COVID-19 is an interesting example of how a clinical trial process can work very efficiently, however in many ways very unique and a good example of a burning platform type problem.
Everyone from the scientists working on developing the vaccines right through to the regulatory agencies responsible for approving the vaccines worked together in an unprecedented way. The vaccines were developed based on research and technology that has been years in the making and leveraged that research effectively. Funding decisions were expedited to ensure faster approval and there were scores of volunteers which meant that participant recruitment wasn’t a challenge.
We even had manufacturing happening in parallel with drug development which further accelerated the trials’ process. Such a mix of attributes is highly specific to a pandemic or global crisis and is very much the anomaly.
What impact has the pandemic had on clinical research?
Covid-19 has shown the power of clinical trials. It took less than 300 days for one vaccine to go from being an idea in a lab to be ready for administering to the general public. The question now is how we can accelerate clinical trials for other diseases, at a time when the healthcare industry is stretched and doesn’t have the capacity to run patient research at the speed or scale that’s needed.
In our conversations with clinical operations teams at pharmaceutical companies, we have heard that the pandemic has severely impacted the number of trial participants who have been able to be recruited. The pandemic has also impacted participants in studies who weren’t able to attend appointments due to lockdown which has accelerated interest in decentralised trial methodologies.
How does uMed support clinical trials?
uMed helps healthcare providers participate in dozens of clinical trials simultaneously, helping researchers to understand which treatments are both effective and safe for patients.
Through our automated platform, providers won’t need to increase their overhead or burden on staff, for example to find, recruit and engage patients. Instead, they can focus their time on providing clinical care to their patients.
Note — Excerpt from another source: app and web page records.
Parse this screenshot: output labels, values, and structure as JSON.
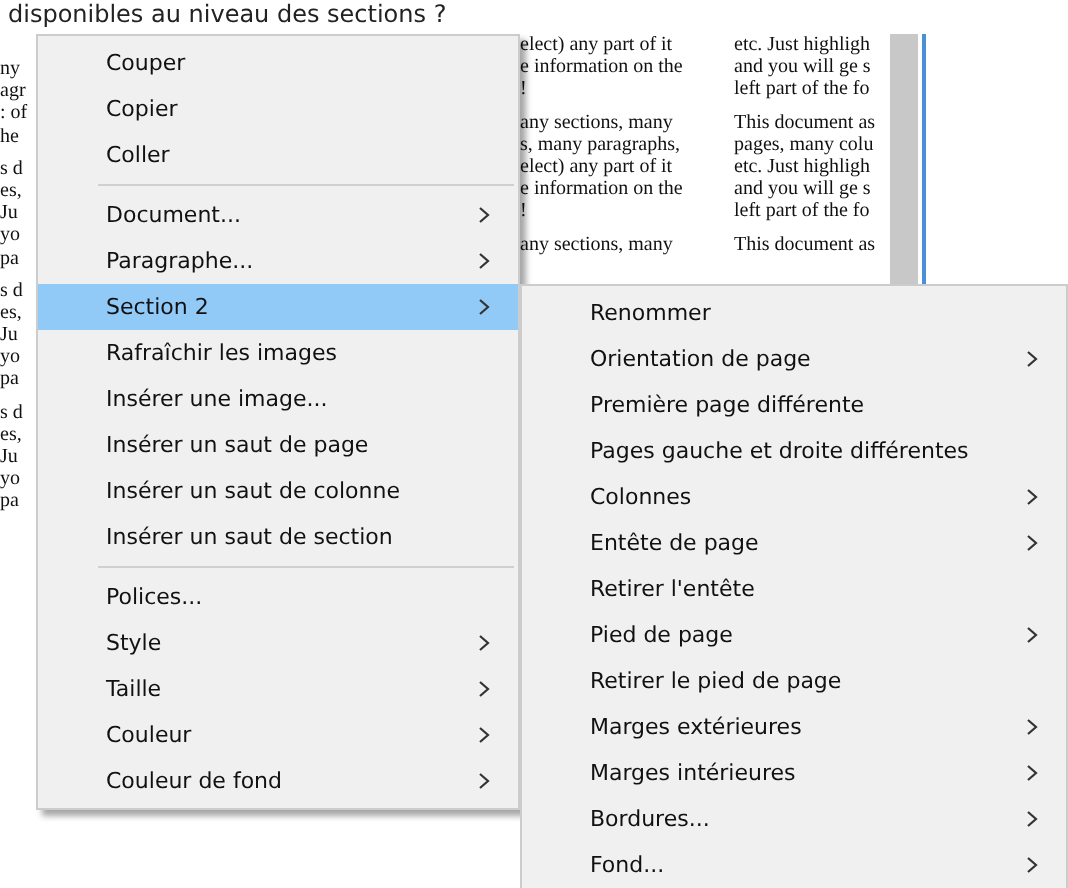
{
  "heading": "disponibles au niveau des sections ?",
  "document": {
    "columns": [
      {
        "paragraphs": [
          [
            "ny",
            "agr",
            ": of",
            "he"
          ],
          [
            "s d",
            "es,",
            "Ju",
            "yo",
            "pa"
          ],
          [
            "s d",
            "es,",
            "Ju",
            "yo",
            "pa"
          ],
          [
            "s d",
            "es,",
            "Ju",
            "yo",
            "pa"
          ]
        ]
      },
      {
        "paragraphs": [
          [
            "elect) any part of it",
            "e information on the",
            "!"
          ],
          [
            "any sections, many",
            "s, many paragraphs,",
            "elect) any part of it",
            "e information on the",
            "!"
          ],
          [
            "any sections, many"
          ]
        ]
      },
      {
        "paragraphs": [
          [
            "etc. Just highligh",
            "and you will ge s",
            "left part of the fo"
          ],
          [
            "This document as",
            "pages, many colu",
            "etc. Just highligh",
            "and you will ge s",
            "left part of the fo"
          ],
          [
            "This document as"
          ]
        ]
      }
    ]
  },
  "context_menu": {
    "items": [
      {
        "kind": "item",
        "label": "Couper",
        "submenu": false,
        "selected": false
      },
      {
        "kind": "item",
        "label": "Copier",
        "submenu": false,
        "selected": false
      },
      {
        "kind": "item",
        "label": "Coller",
        "submenu": false,
        "selected": false
      },
      {
        "kind": "separator"
      },
      {
        "kind": "item",
        "label": "Document...",
        "submenu": true,
        "selected": false
      },
      {
        "kind": "item",
        "label": "Paragraphe...",
        "submenu": true,
        "selected": false
      },
      {
        "kind": "item",
        "label": "Section 2",
        "submenu": true,
        "selected": true
      },
      {
        "kind": "item",
        "label": "Rafraîchir les images",
        "submenu": false,
        "selected": false
      },
      {
        "kind": "item",
        "label": "Insérer une image...",
        "submenu": false,
        "selected": false
      },
      {
        "kind": "item",
        "label": "Insérer un saut de page",
        "submenu": false,
        "selected": false
      },
      {
        "kind": "item",
        "label": "Insérer un saut de colonne",
        "submenu": false,
        "selected": false
      },
      {
        "kind": "item",
        "label": "Insérer un saut de section",
        "submenu": false,
        "selected": false
      },
      {
        "kind": "separator"
      },
      {
        "kind": "item",
        "label": "Polices...",
        "submenu": false,
        "selected": false
      },
      {
        "kind": "item",
        "label": "Style",
        "submenu": true,
        "selected": false
      },
      {
        "kind": "item",
        "label": "Taille",
        "submenu": true,
        "selected": false
      },
      {
        "kind": "item",
        "label": "Couleur",
        "submenu": true,
        "selected": false
      },
      {
        "kind": "item",
        "label": "Couleur de fond",
        "submenu": true,
        "selected": false
      }
    ]
  },
  "submenu": {
    "items": [
      {
        "kind": "item",
        "label": "Renommer",
        "submenu": false,
        "selected": false
      },
      {
        "kind": "item",
        "label": "Orientation de page",
        "submenu": true,
        "selected": false
      },
      {
        "kind": "item",
        "label": "Première page différente",
        "submenu": false,
        "selected": false
      },
      {
        "kind": "item",
        "label": "Pages gauche et droite différentes",
        "submenu": false,
        "selected": false
      },
      {
        "kind": "item",
        "label": "Colonnes",
        "submenu": true,
        "selected": false
      },
      {
        "kind": "item",
        "label": "Entête de page",
        "submenu": true,
        "selected": false
      },
      {
        "kind": "item",
        "label": "Retirer l'entête",
        "submenu": false,
        "selected": false
      },
      {
        "kind": "item",
        "label": "Pied de page",
        "submenu": true,
        "selected": false
      },
      {
        "kind": "item",
        "label": "Retirer le pied de page",
        "submenu": false,
        "selected": false
      },
      {
        "kind": "item",
        "label": "Marges extérieures",
        "submenu": true,
        "selected": false
      },
      {
        "kind": "item",
        "label": "Marges intérieures",
        "submenu": true,
        "selected": false
      },
      {
        "kind": "item",
        "label": "Bordures...",
        "submenu": true,
        "selected": false
      },
      {
        "kind": "item",
        "label": "Fond...",
        "submenu": true,
        "selected": false
      }
    ]
  }
}
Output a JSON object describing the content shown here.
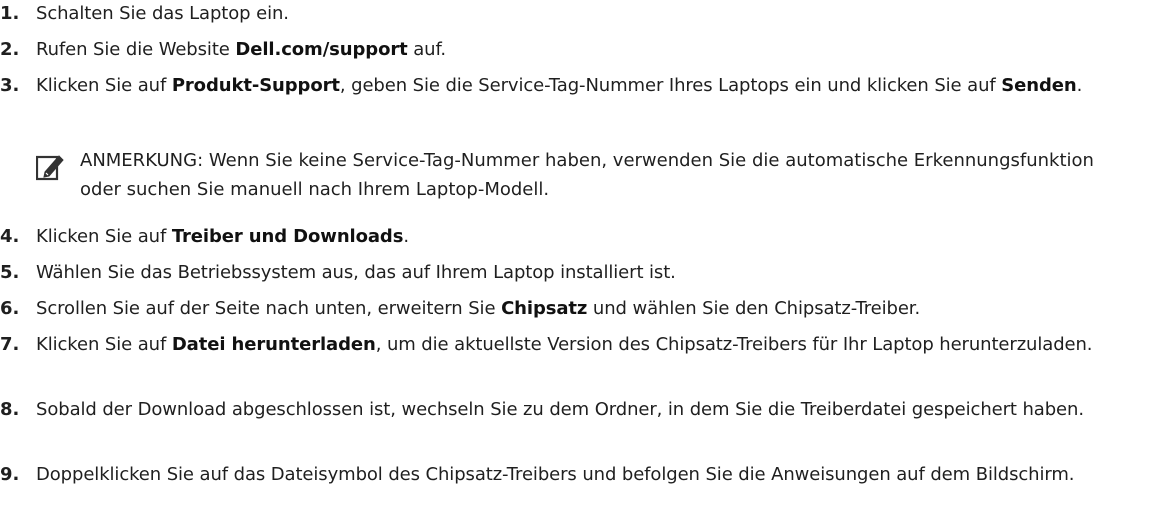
{
  "steps": [
    {
      "num": "1.",
      "parts": [
        {
          "t": "Schalten Sie das Laptop ein."
        }
      ]
    },
    {
      "num": "2.",
      "parts": [
        {
          "t": "Rufen Sie die Website "
        },
        {
          "t": "Dell.com/support",
          "b": true
        },
        {
          "t": " auf."
        }
      ]
    },
    {
      "num": "3.",
      "parts": [
        {
          "t": "Klicken Sie auf "
        },
        {
          "t": "Produkt-Support",
          "b": true
        },
        {
          "t": ", geben Sie die Service-Tag-Nummer Ihres Laptops ein und klicken Sie auf "
        },
        {
          "t": "Senden",
          "b": true
        },
        {
          "t": "."
        }
      ]
    },
    {
      "num": "4.",
      "parts": [
        {
          "t": "Klicken Sie auf "
        },
        {
          "t": "Treiber und Downloads",
          "b": true
        },
        {
          "t": "."
        }
      ]
    },
    {
      "num": "5.",
      "parts": [
        {
          "t": "Wählen Sie das Betriebssystem aus, das auf Ihrem Laptop installiert ist."
        }
      ]
    },
    {
      "num": "6.",
      "parts": [
        {
          "t": "Scrollen Sie auf der Seite nach unten, erweitern Sie "
        },
        {
          "t": "Chipsatz",
          "b": true
        },
        {
          "t": " und wählen Sie den Chipsatz-Treiber."
        }
      ]
    },
    {
      "num": "7.",
      "parts": [
        {
          "t": "Klicken Sie auf "
        },
        {
          "t": "Datei herunterladen",
          "b": true
        },
        {
          "t": ", um die aktuellste Version des Chipsatz-Treibers für Ihr Laptop herunterzuladen."
        }
      ]
    },
    {
      "num": "8.",
      "parts": [
        {
          "t": "Sobald der Download abgeschlossen ist, wechseln Sie zu dem Ordner, in dem Sie die Treiberdatei gespeichert haben."
        }
      ]
    },
    {
      "num": "9.",
      "parts": [
        {
          "t": "Doppelklicken Sie auf das Dateisymbol des Chipsatz-Treibers und befolgen Sie die Anweisungen auf dem Bildschirm."
        }
      ]
    }
  ],
  "note": {
    "label": "ANMERKUNG:",
    "text": " Wenn Sie keine Service-Tag-Nummer haben, verwenden Sie die automatische Erkennungsfunktion oder suchen Sie manuell nach Ihrem Laptop-Modell.",
    "icon": "pencil-note-icon"
  }
}
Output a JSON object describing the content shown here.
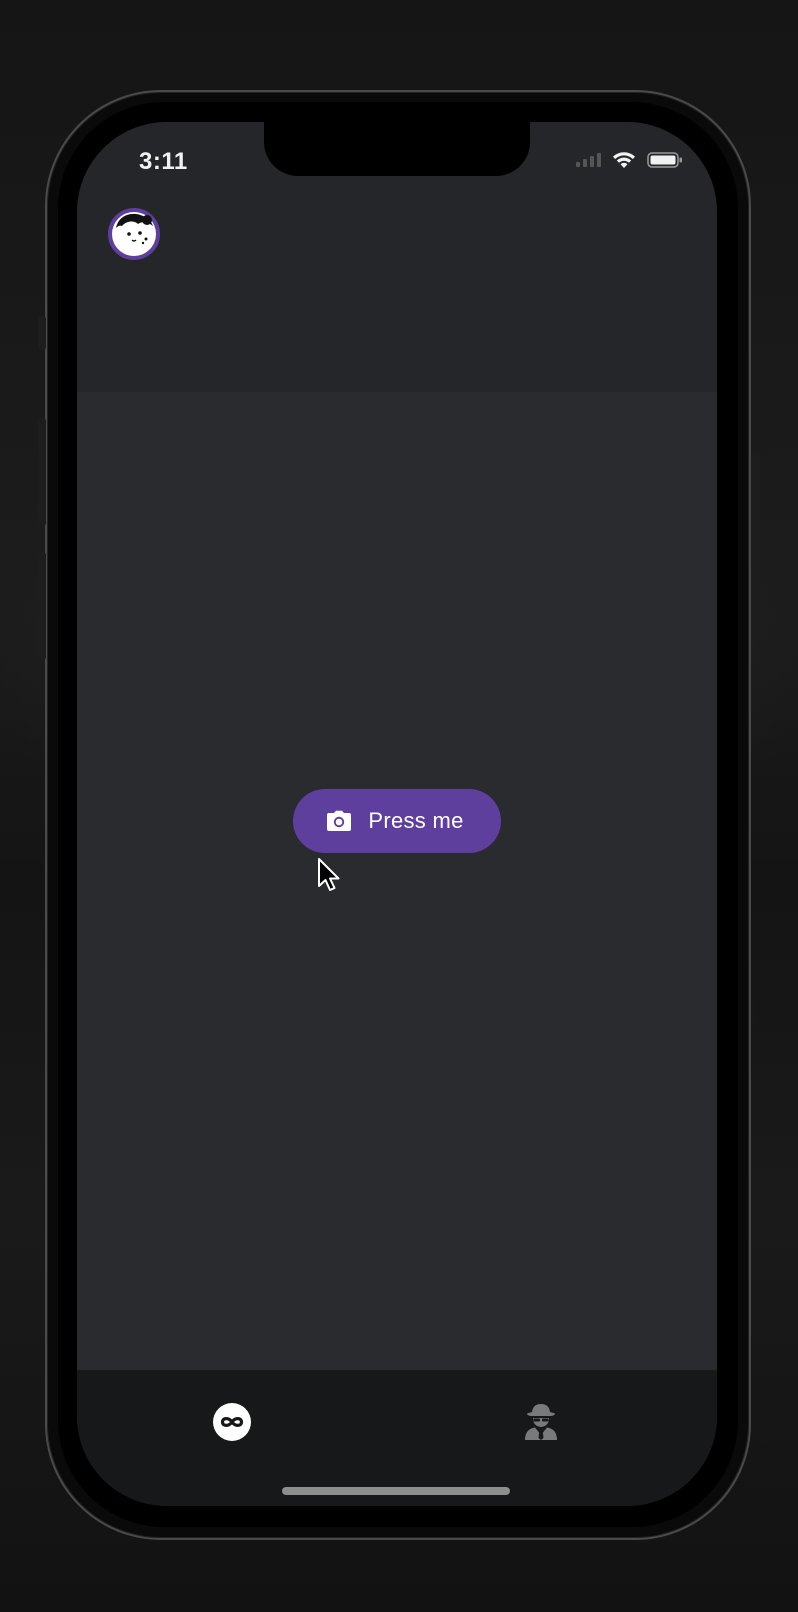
{
  "status_bar": {
    "time": "3:11",
    "wifi_icon": "wifi-icon",
    "battery_icon": "battery-icon",
    "signal_icon": "cellular-signal-icon"
  },
  "header": {
    "avatar_icon": "cartoon-face-avatar"
  },
  "main": {
    "button_label": "Press me",
    "button_icon": "camera-icon"
  },
  "tab_bar": {
    "tabs": [
      {
        "icon": "infinity-icon",
        "active": true
      },
      {
        "icon": "incognito-spy-icon",
        "active": false
      }
    ]
  },
  "colors": {
    "accent": "#5e3f9e",
    "screen_background": "#2a2b2e",
    "header_background": "#252629",
    "tab_bar_background": "#17181a"
  }
}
For the patients, it means they can participate in many more studies from home with full transparency over the use of their health records.
Our software solution works in three stages:
- Our platform integrates with the healthcare provider’s Electronic Health Record (EMR) to match eligible patients to studies that are sourced by uMed or internal research teams.
- The approval of the programs via the uMed dashboard triggers the automated outreach and remote consent of those patients on behalf of their recognised provider.
- uMed remotely captures data from both the patient, the EHR and where necessary the clinician, linking this data back to the study dataset in a seamless process that maintains robust guarding of patient data, provider oversight and a safe patient experience.
Where is uMed currently being used?
Closed Loop Medicine (CLM), which develops drug and digital combination products, is using our technology to rapidly scale up and automate the recruitment of patients to its clinical study, led by Queen Mary University London.
Through its ability to send individualised text/SMS and online messaging, our platform has enabled CLM to find and refer 44 patients in just three days with a referral target of 200 patients. This volume of patients in one month could take a study up to six months to recruit using traditional approaches.
Patients recruited through uMed found the process easy to navigate, allowing them the time to read the Patient Information Leaflet, to look up the study and become more confident and familiar with the research without the need for further consultation with a research nurse. By enabling and providing patients with the platform to make an informed choice to take part in the study, it empowered them to feel in control of how they engaged with the clinical research.